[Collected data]
•••

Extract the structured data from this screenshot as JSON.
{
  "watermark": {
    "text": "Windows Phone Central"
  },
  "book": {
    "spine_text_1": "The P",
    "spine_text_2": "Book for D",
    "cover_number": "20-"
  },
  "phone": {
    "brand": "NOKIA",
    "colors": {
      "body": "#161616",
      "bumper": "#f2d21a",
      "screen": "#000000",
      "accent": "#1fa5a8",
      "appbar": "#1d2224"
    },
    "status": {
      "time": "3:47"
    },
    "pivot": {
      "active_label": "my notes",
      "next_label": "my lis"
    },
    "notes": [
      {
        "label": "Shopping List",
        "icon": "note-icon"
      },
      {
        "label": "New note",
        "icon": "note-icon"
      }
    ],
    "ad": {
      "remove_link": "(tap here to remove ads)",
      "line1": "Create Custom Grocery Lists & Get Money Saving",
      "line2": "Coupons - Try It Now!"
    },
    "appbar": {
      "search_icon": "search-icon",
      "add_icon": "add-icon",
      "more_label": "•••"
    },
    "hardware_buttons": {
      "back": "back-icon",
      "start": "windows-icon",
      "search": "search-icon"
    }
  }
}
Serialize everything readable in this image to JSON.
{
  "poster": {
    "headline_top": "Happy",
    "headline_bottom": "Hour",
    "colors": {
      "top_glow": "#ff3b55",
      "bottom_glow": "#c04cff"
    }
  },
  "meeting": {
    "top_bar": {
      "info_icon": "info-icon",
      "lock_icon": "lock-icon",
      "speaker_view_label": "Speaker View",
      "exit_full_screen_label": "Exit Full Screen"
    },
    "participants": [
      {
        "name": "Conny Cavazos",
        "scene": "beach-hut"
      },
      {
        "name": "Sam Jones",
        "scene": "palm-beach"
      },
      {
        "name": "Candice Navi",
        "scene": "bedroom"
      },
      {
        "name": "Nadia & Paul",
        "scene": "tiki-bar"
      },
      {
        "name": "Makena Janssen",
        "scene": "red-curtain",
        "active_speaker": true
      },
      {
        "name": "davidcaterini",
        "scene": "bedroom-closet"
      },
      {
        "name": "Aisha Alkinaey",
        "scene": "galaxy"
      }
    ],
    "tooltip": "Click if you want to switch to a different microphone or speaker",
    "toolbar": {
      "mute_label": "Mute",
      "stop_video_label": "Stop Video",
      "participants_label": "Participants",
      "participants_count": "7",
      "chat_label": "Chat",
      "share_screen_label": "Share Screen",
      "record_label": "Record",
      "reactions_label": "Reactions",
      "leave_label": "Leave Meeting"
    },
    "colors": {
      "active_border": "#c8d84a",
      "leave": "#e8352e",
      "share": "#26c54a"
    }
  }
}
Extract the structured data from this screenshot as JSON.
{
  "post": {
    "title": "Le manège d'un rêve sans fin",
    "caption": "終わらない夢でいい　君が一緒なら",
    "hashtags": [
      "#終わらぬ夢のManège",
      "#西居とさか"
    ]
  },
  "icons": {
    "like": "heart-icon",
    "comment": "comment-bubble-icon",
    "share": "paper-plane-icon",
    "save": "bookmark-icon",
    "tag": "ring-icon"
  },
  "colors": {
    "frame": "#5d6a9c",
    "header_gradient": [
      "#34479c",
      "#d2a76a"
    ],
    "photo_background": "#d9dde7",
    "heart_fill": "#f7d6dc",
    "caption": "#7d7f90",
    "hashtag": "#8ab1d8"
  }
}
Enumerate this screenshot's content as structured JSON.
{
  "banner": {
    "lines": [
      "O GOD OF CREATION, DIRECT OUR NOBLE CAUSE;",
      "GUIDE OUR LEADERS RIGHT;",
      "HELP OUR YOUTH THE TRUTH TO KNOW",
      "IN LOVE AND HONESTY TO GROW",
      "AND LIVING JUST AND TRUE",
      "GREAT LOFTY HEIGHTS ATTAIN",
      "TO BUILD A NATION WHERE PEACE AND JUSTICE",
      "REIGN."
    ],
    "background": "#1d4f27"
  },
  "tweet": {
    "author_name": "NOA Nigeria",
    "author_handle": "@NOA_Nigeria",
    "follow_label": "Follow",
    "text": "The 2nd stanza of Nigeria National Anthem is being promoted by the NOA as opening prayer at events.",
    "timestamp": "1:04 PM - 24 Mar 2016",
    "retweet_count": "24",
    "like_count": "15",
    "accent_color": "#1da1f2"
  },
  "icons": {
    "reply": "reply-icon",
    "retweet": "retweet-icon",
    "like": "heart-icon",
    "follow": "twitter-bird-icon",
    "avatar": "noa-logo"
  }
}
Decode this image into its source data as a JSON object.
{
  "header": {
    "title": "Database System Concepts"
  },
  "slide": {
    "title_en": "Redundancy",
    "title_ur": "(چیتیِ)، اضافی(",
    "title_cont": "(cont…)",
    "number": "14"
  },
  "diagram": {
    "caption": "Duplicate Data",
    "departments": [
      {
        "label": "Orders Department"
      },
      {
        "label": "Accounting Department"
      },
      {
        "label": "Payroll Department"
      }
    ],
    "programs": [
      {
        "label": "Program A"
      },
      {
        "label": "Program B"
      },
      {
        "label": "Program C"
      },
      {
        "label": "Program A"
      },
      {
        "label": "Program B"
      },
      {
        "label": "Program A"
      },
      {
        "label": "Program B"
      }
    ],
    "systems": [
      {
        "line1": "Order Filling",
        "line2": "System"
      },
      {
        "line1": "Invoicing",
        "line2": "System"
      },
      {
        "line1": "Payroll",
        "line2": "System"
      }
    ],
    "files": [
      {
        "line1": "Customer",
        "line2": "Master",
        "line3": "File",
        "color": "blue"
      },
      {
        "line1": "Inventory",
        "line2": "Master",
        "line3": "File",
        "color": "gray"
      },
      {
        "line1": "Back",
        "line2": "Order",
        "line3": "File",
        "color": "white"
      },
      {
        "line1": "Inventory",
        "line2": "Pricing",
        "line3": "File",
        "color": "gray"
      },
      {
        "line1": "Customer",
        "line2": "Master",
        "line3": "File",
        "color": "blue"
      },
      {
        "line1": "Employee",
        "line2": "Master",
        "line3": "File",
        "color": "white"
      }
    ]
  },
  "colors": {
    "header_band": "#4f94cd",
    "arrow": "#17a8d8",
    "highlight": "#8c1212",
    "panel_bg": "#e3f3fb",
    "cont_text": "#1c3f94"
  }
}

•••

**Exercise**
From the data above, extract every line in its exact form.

**Answer box**
Extract the structured data from this screenshot as JSON.
{
  "watermark": {
    "text": "Windows Phone Central"
  },
  "book": {
    "spine_text_1": "The P",
    "spine_text_2": "Book for D",
    "cover_number": "20-"
  },
  "phone": {
    "brand": "NOKIA",
    "colors": {
      "body": "#161616",
      "bumper": "#f2d21a",
      "screen": "#000000",
      "accent": "#1fa5a8",
      "appbar": "#1d2224"
    },
    "status": {
      "time": "3:47"
    },
    "pivot": {
      "active_label": "my notes",
      "next_label": "my lis"
    },
    "notes": [
      {
        "label": "Shopping List",
        "icon": "note-icon"
      },
      {
        "label": "New note",
        "icon": "note-icon"
      }
    ],
    "ad": {
      "remove_link": "(tap here to remove ads)",
      "line1": "Create Custom Grocery Lists & Get Money Saving",
      "line2": "Coupons - Try It Now!"
    },
    "appbar": {
      "search_icon": "search-icon",
      "add_icon": "add-icon",
      "more_label": "•••"
    },
    "hardware_buttons": {
      "back": "back-icon",
      "start": "windows-icon",
      "search": "search-icon"
    }
  }
}
Serialize everything readable in this image to JSON.
{
  "poster": {
    "headline_top": "Happy",
    "headline_bottom": "Hour",
    "colors": {
      "top_glow": "#ff3b55",
      "bottom_glow": "#c04cff"
    }
  },
  "meeting": {
    "top_bar": {
      "info_icon": "info-icon",
      "lock_icon": "lock-icon",
      "speaker_view_label": "Speaker View",
      "exit_full_screen_label": "Exit Full Screen"
    },
    "participants": [
      {
        "name": "Conny Cavazos",
        "scene": "beach-hut"
      },
      {
        "name": "Sam Jones",
        "scene": "palm-beach"
      },
      {
        "name": "Candice Navi",
        "scene": "bedroom"
      },
      {
        "name": "Nadia & Paul",
        "scene": "tiki-bar"
      },
      {
        "name": "Makena Janssen",
        "scene": "red-curtain",
        "active_speaker": true
      },
      {
        "name": "davidcaterini",
        "scene": "bedroom-closet"
      },
      {
        "name": "Aisha Alkinaey",
        "scene": "galaxy"
      }
    ],
    "tooltip": "Click if you want to switch to a different microphone or speaker",
    "toolbar": {
      "mute_label": "Mute",
      "stop_video_label": "Stop Video",
      "participants_label": "Participants",
      "participants_count": "7",
      "chat_label": "Chat",
      "share_screen_label": "Share Screen",
      "record_label": "Record",
      "reactions_label": "Reactions",
      "leave_label": "Leave Meeting"
    },
    "colors": {
      "active_border": "#c8d84a",
      "leave": "#e8352e",
      "share": "#26c54a"
    }
  }
}
Extract the structured data from this screenshot as JSON.
{
  "post": {
    "title": "Le manège d'un rêve sans fin",
    "caption": "終わらない夢でいい　君が一緒なら",
    "hashtags": [
      "#終わらぬ夢のManège",
      "#西居とさか"
    ]
  },
  "icons": {
    "like": "heart-icon",
    "comment": "comment-bubble-icon",
    "share": "paper-plane-icon",
    "save": "bookmark-icon",
    "tag": "ring-icon"
  },
  "colors": {
    "frame": "#5d6a9c",
    "header_gradient": [
      "#34479c",
      "#d2a76a"
    ],
    "photo_background": "#d9dde7",
    "heart_fill": "#f7d6dc",
    "caption": "#7d7f90",
    "hashtag": "#8ab1d8"
  }
}
Enumerate this screenshot's content as structured JSON.
{
  "banner": {
    "lines": [
      "O GOD OF CREATION, DIRECT OUR NOBLE CAUSE;",
      "GUIDE OUR LEADERS RIGHT;",
      "HELP OUR YOUTH THE TRUTH TO KNOW",
      "IN LOVE AND HONESTY TO GROW",
      "AND LIVING JUST AND TRUE",
      "GREAT LOFTY HEIGHTS ATTAIN",
      "TO BUILD A NATION WHERE PEACE AND JUSTICE",
      "REIGN."
    ],
    "background": "#1d4f27"
  },
  "tweet": {
    "author_name": "NOA Nigeria",
    "author_handle": "@NOA_Nigeria",
    "follow_label": "Follow",
    "text": "The 2nd stanza of Nigeria National Anthem is being promoted by the NOA as opening prayer at events.",
    "timestamp": "1:04 PM - 24 Mar 2016",
    "retweet_count": "24",
    "like_count": "15",
    "accent_color": "#1da1f2"
  },
  "icons": {
    "reply": "reply-icon",
    "retweet": "retweet-icon",
    "like": "heart-icon",
    "follow": "twitter-bird-icon",
    "avatar": "noa-logo"
  }
}
Decode this image into its source data as a JSON object.
{
  "header": {
    "title": "Database System Concepts"
  },
  "slide": {
    "title_en": "Redundancy",
    "title_ur": "(چیتیِ)، اضافی(",
    "title_cont": "(cont…)",
    "number": "14"
  },
  "diagram": {
    "caption": "Duplicate Data",
    "departments": [
      {
        "label": "Orders Department"
      },
      {
        "label": "Accounting Department"
      },
      {
        "label": "Payroll Department"
      }
    ],
    "programs": [
      {
        "label": "Program A"
      },
      {
        "label": "Program B"
      },
      {
        "label": "Program C"
      },
      {
        "label": "Program A"
      },
      {
        "label": "Program B"
      },
      {
        "label": "Program A"
      },
      {
        "label": "Program B"
      }
    ],
    "systems": [
      {
        "line1": "Order Filling",
        "line2": "System"
      },
      {
        "line1": "Invoicing",
        "line2": "System"
      },
      {
        "line1": "Payroll",
        "line2": "System"
      }
    ],
    "files": [
      {
        "line1": "Customer",
        "line2": "Master",
        "line3": "File",
        "color": "blue"
      },
      {
        "line1": "Inventory",
        "line2": "Master",
        "line3": "File",
        "color": "gray"
      },
      {
        "line1": "Back",
        "line2": "Order",
        "line3": "File",
        "color": "white"
      },
      {
        "line1": "Inventory",
        "line2": "Pricing",
        "line3": "File",
        "color": "gray"
      },
      {
        "line1": "Customer",
        "line2": "Master",
        "line3": "File",
        "color": "blue"
      },
      {
        "line1": "Employee",
        "line2": "Master",
        "line3": "File",
        "color": "white"
      }
    ]
  },
  "colors": {
    "header_band": "#4f94cd",
    "arrow": "#17a8d8",
    "highlight": "#8c1212",
    "panel_bg": "#e3f3fb",
    "cont_text": "#1c3f94"
  }
}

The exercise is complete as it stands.